Greek-US Antikythera Mechanism Mission Produces 60 New Finds
A recent survey of the 2,000-year-old Greek “Antikythera mechanism”, found on an ancient shipwreck by sponge divers in 1901 near the islet of Antikythera, has produced some 60 artifacts and revealed new functions, including the first hint that the device was used to make astrological predictions.
Scholars from Greece’s Ephorate of Underwater Antiquities and the US Woods Hole Oceanographic Institute carried out the latest expedition between May 22 and June 11, which produced some 60 artifacts, including a second bronze spear, four fragments of marble statues, and a gold ring.
Findings and analysis have led to the conclusion that the device, also known as the world’s first computer, is thought to have been used to track the position of the sun, the phases of the moon, the positions of the planets, and the timing of eclipses.
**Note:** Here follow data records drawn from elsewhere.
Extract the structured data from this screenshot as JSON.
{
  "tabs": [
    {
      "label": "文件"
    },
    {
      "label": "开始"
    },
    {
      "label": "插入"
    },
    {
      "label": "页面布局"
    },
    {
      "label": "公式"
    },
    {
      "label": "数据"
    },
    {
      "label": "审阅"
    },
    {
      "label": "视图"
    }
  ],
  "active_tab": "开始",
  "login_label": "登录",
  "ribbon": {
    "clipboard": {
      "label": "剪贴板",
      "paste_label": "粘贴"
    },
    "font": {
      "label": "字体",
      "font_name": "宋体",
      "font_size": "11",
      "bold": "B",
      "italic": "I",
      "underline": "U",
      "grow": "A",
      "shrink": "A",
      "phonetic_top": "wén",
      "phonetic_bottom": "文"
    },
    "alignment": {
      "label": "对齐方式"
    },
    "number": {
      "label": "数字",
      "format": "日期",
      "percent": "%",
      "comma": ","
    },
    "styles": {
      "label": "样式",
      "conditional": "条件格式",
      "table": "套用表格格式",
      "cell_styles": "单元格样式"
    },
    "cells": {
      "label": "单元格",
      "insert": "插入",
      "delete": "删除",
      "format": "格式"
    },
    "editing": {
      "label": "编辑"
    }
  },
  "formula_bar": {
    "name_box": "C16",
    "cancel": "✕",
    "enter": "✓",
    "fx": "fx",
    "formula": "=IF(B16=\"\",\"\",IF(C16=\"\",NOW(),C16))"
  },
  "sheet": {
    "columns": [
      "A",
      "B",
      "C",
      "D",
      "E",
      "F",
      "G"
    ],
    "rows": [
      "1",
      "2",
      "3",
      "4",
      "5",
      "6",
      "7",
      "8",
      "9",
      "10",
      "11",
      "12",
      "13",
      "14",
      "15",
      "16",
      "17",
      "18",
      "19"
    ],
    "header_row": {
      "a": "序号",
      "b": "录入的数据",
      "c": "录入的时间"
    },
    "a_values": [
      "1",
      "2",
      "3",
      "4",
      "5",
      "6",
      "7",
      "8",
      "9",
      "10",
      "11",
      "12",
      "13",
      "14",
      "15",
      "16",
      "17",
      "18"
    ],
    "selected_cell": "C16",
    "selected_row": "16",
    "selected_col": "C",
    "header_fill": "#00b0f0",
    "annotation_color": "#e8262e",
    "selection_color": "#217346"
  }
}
The ship, which sank off the coast of Antikythera in the first century BC, was carrying treasures including statues, jewelry, battered bronze pieces, traces of gearwheels, dials and pointers.